This research suggests it maybe an impossible task to fully understand the emotions a hunt followers experiences while hunting. It is a sport that can be enjoyed equally by people from all walks of life, irrelevant of age, gender, or social class. The research also suggests that although many people experience feelings similar to each other, it is the intrinsic rewards and methods of expression that may vary. The research identified that there is no one definitive motive or description that can typify the feelings that drive so many to participate in such a controversial sport.
1) Are you male or female?(please tick the appropriate boxes)
Male ? Female ?
4) Do you live in a rural area?
Yes ? No ?
5) How long have you been fox hunting?
5 yrs ?
6) How do you follow a hunt?
7) Do you consider fox hunting to be a sport?
Yes ? No ?
8) What were the reasons you started
9) Have these reasons changed?
If so, what are they now?
10) Have your feelings about fox hunting changed over the years?
11) Do you think that a ban will put an end to hunting?
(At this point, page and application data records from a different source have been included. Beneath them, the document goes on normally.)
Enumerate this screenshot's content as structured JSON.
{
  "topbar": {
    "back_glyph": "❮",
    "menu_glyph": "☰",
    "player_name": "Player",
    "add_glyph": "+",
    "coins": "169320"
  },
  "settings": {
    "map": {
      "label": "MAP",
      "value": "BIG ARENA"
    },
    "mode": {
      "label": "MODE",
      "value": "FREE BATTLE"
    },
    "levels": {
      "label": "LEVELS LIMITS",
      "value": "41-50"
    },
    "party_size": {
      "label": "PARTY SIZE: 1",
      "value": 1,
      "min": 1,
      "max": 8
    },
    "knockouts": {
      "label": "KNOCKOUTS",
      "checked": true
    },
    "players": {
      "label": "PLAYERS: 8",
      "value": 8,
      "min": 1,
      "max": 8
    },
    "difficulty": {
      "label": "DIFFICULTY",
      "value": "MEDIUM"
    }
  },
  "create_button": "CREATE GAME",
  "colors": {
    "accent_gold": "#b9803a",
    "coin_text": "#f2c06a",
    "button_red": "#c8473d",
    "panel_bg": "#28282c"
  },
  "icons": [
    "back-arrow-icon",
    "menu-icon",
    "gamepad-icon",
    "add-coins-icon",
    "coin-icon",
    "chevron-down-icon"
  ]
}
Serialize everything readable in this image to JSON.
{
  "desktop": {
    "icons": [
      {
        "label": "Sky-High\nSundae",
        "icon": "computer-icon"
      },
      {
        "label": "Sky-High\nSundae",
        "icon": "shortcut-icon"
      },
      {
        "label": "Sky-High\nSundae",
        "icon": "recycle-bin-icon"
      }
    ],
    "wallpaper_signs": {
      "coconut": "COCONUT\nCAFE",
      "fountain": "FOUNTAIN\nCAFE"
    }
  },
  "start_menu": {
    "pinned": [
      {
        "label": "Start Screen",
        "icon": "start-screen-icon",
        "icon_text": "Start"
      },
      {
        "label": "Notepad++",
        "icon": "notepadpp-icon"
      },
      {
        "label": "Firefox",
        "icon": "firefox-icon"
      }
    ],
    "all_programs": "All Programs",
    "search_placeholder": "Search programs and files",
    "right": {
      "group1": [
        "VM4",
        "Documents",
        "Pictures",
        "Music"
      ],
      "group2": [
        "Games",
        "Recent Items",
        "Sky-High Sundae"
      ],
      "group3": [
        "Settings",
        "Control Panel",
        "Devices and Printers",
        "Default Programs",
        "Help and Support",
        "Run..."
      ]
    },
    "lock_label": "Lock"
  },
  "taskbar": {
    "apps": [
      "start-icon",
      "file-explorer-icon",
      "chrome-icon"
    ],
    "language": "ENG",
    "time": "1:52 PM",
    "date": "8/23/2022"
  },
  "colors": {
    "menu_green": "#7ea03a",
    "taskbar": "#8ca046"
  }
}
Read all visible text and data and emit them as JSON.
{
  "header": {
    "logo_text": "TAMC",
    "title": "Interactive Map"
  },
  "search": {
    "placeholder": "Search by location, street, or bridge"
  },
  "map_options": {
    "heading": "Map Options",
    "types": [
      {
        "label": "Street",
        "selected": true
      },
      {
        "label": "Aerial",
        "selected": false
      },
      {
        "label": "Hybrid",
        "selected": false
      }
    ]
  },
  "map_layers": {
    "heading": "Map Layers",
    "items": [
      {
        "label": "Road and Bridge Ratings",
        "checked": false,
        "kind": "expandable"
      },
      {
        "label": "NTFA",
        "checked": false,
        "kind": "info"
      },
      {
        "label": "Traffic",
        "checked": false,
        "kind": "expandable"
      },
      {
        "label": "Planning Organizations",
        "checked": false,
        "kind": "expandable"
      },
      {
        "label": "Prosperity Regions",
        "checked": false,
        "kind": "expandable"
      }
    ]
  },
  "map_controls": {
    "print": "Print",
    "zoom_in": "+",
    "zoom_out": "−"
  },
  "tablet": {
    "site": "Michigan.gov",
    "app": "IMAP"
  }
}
Yes ? No ?
12) Does the prospect of a ban influence your decision to follow a hunt?
Yes ? No ?
13) How do you feel:
a) Before the hunt?
b) During the hunt?
c) After the hunt?
14) What part of the hunt do you
Thank you for taking the time to
complete this questionnaire. If you have any questions or additional
information you feel would help my research, please contact me at the address
on the cover letter.
10am. Arrive at the house of my friend who hunts regularly in Gloucestershire. Looks like itís going to be a nice day, although itís a bit windy. Suppose thatís a good thing, wouldnít want to be cold and wet all day. Spend about half an hour talking about the hunt, where it will start, where it will go, what needs to be taken, etcÖ Didnít know I had to pay £1 for insurance reasons to the hunt group. Slightly concerned now that Iím going to get injured.
11am. On the way to the meet we tried to go to the kennels where they keep the hounds, just missed them, had already been sent to the meet. Didnít realise that the hounds get taken to the meet in a lorry. Just thought that they belonged to the hunt followers. At the meet, everyone seems very happy. Could be because they are already drinking port. People are chatting to friends, they donít seem to have noticed a new face in amongst them. Very surprised by the number of female followers, and by the ages of some too. Lots of very young followers, both on horse and foot. The hounds are very well behaved, waiting for the Hunt Master to start the chase. Actually able to stroke them, I thought theyíd be too vicious. It seems a shame that if hunting is banned, they will all be killed. All the followers are very polite; I donít feel at all out of place. Everyone is very welcoming. The number of followers that arenít following by horse surprises me.
12pm Ė 2.30pm. Many things have stuck in my mind during this two and a half hours. Firstly, there were loads of people who follow by car. Cars were lined up in fields and along country lanes attempting to keep up with the chase. We lost the hunt for a while, and because of the wind it was difficult to hear the Hunt Masters calls or the hounds cry. Eventually we found it again. I came to the conclusion that hunting must be more exciting if you go by horse. Apparently the hunt was successful twice while we followed it, killed two foxes. We were too far away to see or realise. I didnít realise that hunts move so fast, and that once one fox has been killed, the hunt group chase another. It made me realise that the fox isnít always chased for hours before it is killed; sometimes the chase is quite short. The hunt continued after we had left, I was getting cold and a bit bored as we were so far away from the action. Also didnít realise that some hunters have new horses brought to them at some point during the hunt so that each horse gets some exercise.
5pm. At home reflecting on
the day. Decided that I didnít actually find hunting that exciting,
and that it would probably be more fun if you ride. Having said that,
I didnít find it particularly offensive. Didnít really see what all
the fuss is about, the terriers shoot the fox once the hounds have got
it. Definitely think that the image of fox hunting has changed though,
itís not just a sport followed by the upper classes.